Most homebuyers know that when buying a home, getting a professional home inspection is considered to be almost standard operating procedure. A home inspection study conducted by the American Society of Home Inspectors (ASHI) found that at least 88 percent of home buyers felt more confident in their purchase of a property after that property had undergone inspection.
What home buyers often don’t realize is that a standard home inspection may not cover everything they want to know about a home.
Standard home inspections evaluate the structural and physical features of the home to identify any damages or safety hazards. According to ASHI, a home inspector examines the heating and central air conditioning systems, interior plumbing, electrical, roof, attic, visible insulation, walls, ceilings, floors, windows, doors, foundation, basement, and other structural components. The inspector points out visual issues that should be corrected to make the home safe.
However, some home features and amenities are outside the scope of standard home inspections, while others simply may not be detectable at the time of the inspection. Specialists, such as HVAC contractors, plumbers, electricians, or structural engineers can be hired separately, after the initial inspection, to do a deeper dive into areas that the inspector may have flagged as potential issues. These specialized inspectors investigate the cause of the problems and quote the true cost of repairs for that issue. According to Bill Loden, president of ASHI, there are a few important areas where a homebuyer might want to get a second opinion from a professional inspector in a specific field:
A professional home inspectors should, in the course of his regular inspection, check around windows and door jambs, and in the attic and crawl space, as well as below sinks for signs of prior leaks , however, this may not catch every leak or the full extent of existing (or past) leakage.
According to Loden, on a rainy day, leaks may be more visible to the inspector. But during a dry spell or after a period of time without daily water use, such as a house that’s been sitting empty, leaks can be challenging for a home inspector to identify. If your inspection is of a vacant home, leaks may be dry and invisible to the inspector, but just a few weeks of living in the home could expose water problems.
If an inspector does find a leak, a plumber will likely need to determine the cause of the leak and offer potential ways to correct the issue, according to Loden. If the leak starts at the roof, a professional roofer should examine the cause of the leak and determine the severity of the problem and cost of the fix. Some home buyers bring these professionals in at the same time as the standard home inspector to move quickly in competitive home markets.
2. HVAC system complications
Imagine testing the air conditioner on a 50-degree morning vs. an 80-degree afternoon. Depending on the weather, the professional home inspector’s evaluation may conclude different results.

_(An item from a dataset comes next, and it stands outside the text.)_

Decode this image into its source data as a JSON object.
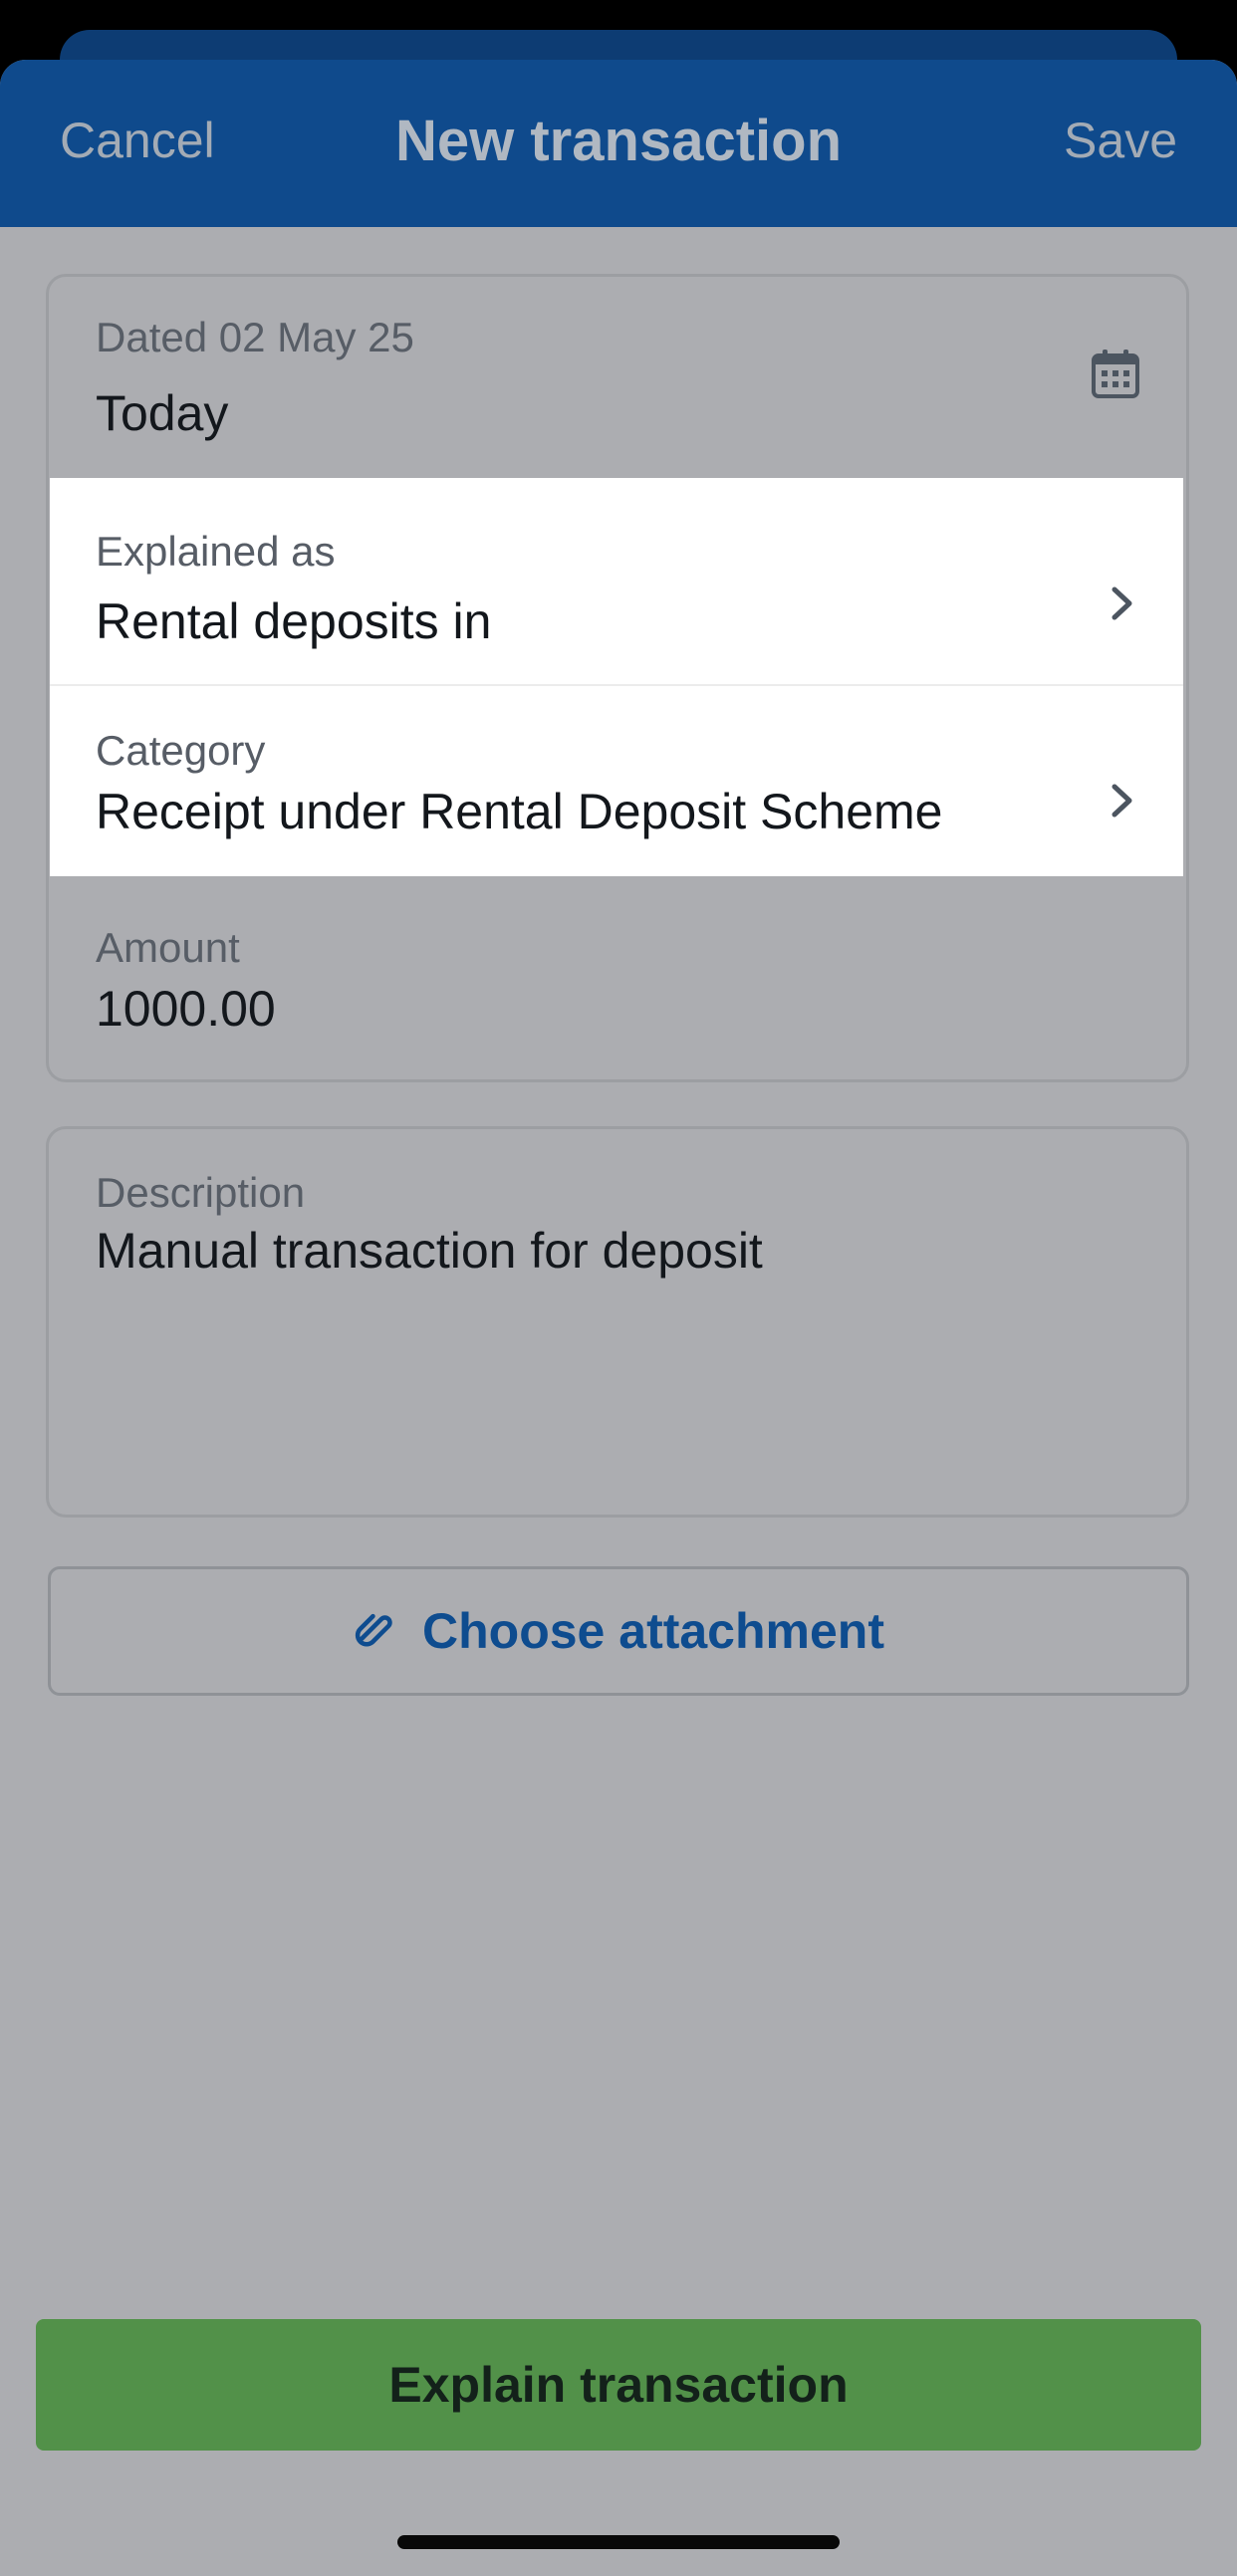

Additionally, heating, ventilation and air conditioning (HVAC) systems can be finicky, working fine one day but not the next. Home inspectors are frequently limited to a short window of time, typically two to four hours, to test all the structural, mechanical, and physical features of the home. There isn’t an opportunity to test them over time, which could yield more accurate results.
Alternatively, you can hire an HVAC contractor to test the equipment, which typically takes two or three days. Specialists can cost $3,000 to $5,000 for this type of inspection, and it may be possible to replace the entire system for just slightly more, said Loden. If a furnace is more than 10 years old, it may be wise to have it examined by an HVAC inspector to determine whether the heat exchanger is running smoothly without causing carbon monoxide leaks into the home.

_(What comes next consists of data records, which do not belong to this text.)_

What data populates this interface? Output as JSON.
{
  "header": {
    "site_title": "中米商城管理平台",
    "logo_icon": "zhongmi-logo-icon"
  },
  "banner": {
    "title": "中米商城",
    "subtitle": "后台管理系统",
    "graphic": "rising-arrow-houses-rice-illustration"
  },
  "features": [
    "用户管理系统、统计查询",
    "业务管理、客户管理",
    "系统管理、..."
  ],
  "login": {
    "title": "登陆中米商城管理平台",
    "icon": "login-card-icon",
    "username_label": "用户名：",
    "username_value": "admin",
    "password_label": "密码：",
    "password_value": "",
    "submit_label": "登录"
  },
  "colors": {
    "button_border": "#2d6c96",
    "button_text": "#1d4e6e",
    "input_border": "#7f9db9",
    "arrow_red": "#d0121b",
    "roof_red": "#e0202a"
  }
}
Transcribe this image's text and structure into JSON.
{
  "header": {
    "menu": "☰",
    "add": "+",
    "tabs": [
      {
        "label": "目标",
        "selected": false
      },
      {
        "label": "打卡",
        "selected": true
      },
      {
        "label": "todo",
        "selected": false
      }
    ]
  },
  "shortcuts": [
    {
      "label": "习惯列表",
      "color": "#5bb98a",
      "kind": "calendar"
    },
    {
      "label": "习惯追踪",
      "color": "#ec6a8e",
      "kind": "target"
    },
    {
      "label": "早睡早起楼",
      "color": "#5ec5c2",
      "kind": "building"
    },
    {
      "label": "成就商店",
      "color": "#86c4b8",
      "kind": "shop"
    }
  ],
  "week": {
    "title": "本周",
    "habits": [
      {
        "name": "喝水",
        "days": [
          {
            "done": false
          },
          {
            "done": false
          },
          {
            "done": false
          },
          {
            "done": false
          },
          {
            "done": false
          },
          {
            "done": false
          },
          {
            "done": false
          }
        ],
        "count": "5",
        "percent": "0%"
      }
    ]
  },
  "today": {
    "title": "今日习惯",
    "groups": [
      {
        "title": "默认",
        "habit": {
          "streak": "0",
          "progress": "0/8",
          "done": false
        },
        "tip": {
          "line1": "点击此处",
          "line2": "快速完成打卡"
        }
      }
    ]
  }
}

3. Sewer blockages
During a standard home inspection, the inspector should test all the fixtures in the house, turning on the faucets and letting the water run to make sure the lines are running smoothly, both incoming and outgoing. He or she should also evaluate the home’s exterior to check for trees or stumps with roots that may be invading the path of the sewer pipe. These tests are considered to be an efficient way to assess the condition of the sewer pipe, but partially blocked or damaged sewer lines can evade these initial tests.
But, to ensure your sewer line is clear, it’s best to hire a plumber or a company that specializes in clearing or replacing sewer lines to scope the pipe.
Home inspections educate buyers on the overall condition of the property so that they can make the smartest purchasing decision. You should carefully select an inspector with positive reviews who can clearly explain the issues. When you interview the inspector be sure to ask what is included in the inspection, how much time the inspector will be on site, and whether the inspector provides a written report (and what that report looks like).
Once you have your inspection report, you may be in a better position to negotiate which repairs the seller may make before closing or will pay for to be completed after you move in.
Tali Wee writes about finances, home improvement and interior design for Zillow and other partners. @MrsTaliWee